Dr. Ronald S. Rochon became the University of Southern Indiana's fourth president in July 2018, after eight years serving USI as provost.
In his first four years as president, he successfully secured over $124 million in state funding for capital projects and operations from his first two biennial budget presentations to the Indiana Legislature. The university also experienced increased growth in the performance funding metrics of overall degree completion, at-risk degree completion, STEM degree completion, student persistence, and on-time graduation rate.
Under his leadership, the University has implemented its third Strategic Plan: Accelerating Impact – which includes goals for improving student success, fostering impactful engagement, elevating the visibility and reputation of the university, and strengthening its financial viability, all of which he plans to achieve through collaborative community, regional, state, national, and global initiatives. In 2021, his direction attracted the attention of an NCAA Division I conference which led to the university beginning the reclassification process from Division II to Division I athletics. He intentionally guides the university to be a catalyst for change, creating a talented, educated citizenry that meets the entrepreneurial and workforce needs of today’s society.

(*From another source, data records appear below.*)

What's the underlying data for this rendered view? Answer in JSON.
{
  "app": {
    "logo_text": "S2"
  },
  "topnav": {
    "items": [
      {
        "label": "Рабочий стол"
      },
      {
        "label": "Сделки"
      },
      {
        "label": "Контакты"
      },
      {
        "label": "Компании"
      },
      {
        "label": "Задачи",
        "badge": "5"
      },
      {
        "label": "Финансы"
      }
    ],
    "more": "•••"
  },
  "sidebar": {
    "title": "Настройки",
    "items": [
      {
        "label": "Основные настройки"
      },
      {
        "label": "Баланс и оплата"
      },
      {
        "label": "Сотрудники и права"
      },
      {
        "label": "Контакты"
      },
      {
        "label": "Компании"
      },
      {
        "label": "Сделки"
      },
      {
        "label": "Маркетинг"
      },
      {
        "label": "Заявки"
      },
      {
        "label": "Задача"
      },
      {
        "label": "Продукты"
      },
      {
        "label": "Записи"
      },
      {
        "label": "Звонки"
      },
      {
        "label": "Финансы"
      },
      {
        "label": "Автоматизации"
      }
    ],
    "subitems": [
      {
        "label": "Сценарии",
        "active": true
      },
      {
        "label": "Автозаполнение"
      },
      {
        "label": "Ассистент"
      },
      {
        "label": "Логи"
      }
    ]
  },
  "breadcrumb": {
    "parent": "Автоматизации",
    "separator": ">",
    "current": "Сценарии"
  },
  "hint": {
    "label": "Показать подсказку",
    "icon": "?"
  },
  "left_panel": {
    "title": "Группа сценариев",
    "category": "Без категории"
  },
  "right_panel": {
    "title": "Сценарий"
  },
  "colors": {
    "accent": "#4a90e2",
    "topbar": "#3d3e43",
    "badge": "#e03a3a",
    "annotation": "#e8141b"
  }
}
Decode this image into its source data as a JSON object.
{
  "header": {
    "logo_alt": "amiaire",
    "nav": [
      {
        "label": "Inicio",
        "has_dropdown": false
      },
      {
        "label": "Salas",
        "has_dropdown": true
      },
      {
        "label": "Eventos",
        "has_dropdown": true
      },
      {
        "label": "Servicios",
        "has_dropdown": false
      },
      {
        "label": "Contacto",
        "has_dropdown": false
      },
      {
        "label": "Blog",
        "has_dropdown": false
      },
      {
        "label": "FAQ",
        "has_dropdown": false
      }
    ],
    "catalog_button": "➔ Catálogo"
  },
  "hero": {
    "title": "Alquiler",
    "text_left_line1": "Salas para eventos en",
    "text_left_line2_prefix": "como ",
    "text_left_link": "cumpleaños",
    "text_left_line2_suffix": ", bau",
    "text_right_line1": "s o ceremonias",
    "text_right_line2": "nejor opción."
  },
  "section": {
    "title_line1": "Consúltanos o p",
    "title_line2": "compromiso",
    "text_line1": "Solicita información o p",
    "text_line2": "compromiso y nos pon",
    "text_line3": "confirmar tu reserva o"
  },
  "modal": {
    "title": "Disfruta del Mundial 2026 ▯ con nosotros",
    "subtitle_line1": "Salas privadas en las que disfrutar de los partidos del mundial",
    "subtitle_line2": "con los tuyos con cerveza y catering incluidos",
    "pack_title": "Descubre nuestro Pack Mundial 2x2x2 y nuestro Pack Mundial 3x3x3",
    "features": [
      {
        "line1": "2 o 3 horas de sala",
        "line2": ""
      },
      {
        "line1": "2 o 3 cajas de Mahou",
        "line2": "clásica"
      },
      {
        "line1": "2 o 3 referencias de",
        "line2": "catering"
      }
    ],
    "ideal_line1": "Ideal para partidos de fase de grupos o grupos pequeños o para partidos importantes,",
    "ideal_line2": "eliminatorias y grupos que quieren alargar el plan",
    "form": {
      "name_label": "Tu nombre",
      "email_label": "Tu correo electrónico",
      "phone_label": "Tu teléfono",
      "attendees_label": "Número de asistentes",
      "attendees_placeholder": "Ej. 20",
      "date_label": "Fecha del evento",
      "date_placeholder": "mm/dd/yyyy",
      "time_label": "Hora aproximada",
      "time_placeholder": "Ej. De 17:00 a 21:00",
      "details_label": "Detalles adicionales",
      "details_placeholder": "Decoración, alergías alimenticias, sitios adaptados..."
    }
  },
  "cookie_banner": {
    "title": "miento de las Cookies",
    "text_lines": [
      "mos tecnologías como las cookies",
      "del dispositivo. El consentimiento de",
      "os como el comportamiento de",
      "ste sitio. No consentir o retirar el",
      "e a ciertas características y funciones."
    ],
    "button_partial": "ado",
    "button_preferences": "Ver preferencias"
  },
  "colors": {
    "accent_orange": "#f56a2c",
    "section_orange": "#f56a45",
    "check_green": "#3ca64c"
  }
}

Rochon's academic and professional career has focused on advocating for educational excellence, access, equity and equality. He has taught classes on the history of American Education, culturally relevant and responsive teaching practices within Pre-K through grade 12 schools, and organizational leadership within higher education settings. His body of work has centered on the needs of diverse learners within underserved schools and communities as well as their integral contributions to the larger society.
During his tenure as provost, Rochon oversaw the revamping of the University Core Curriculum and UNIV 101 seminar course, led the establishment and approval process of USI's second doctoral program in education leadership, advanced new opportunities and programs for undergraduate, graduate, and online learning students, and fostered new approaches to recruit both domestic and international students to campus and developed programs to help them excel.
Dr. Rochon was appointed to the Governor's Workforce Cabinet by Indiana Governor Eric J. Holcomb in October 2020 for a two-year term and to the Midwest Higher Education Compact in 2021. An active civic leader, Rochon serves on the boards of WNIN Public Broadcasting, Deaconess Health Systems, and the Evansville Regional Economic Partnership, among others. In the broader higher education community, he serves on the NCAA Division I Ohio Valley Conference Board of Presidents and the American Association of Colleges and Universities Board of Directors, where he is serving as Chair-Elect for 2023 before beginning a one-year term as Chair in 2024. Nationally, he serves as a board director for the Community Anti-Drug Coalitions of America.
Rochon came to USI from Buffalo State in Buffalo, New York, where he served as the inaugural dean of the School of Education, associate vice president for Teacher Education and professor. He was director and co-founder of the Research Center for Cultural Diversity and Community Renewal at the University of Wisconsin-La Crosse, as well as interim associate dean and director of the school of education. In 2010, he also served as chair of the Board of the American Association of Colleges of Teacher Education (Washington, DC). His professional teaching career has included work at Texas A & M University, Washington State University, and University of Wisconsin-La Crosse.
President Rochon earned a bachelor’s degree at Tuskegee University and master's and doctoral degrees from the University of Illinois at Urbana-Champaign. His doctoral work was in educational policy studies, with an emphasis in educational history and policy analysis. President Rochon and Mrs. Lynn Wade Rochon are both natives of Chicago, Illinois. They are the proud parents of two adult children.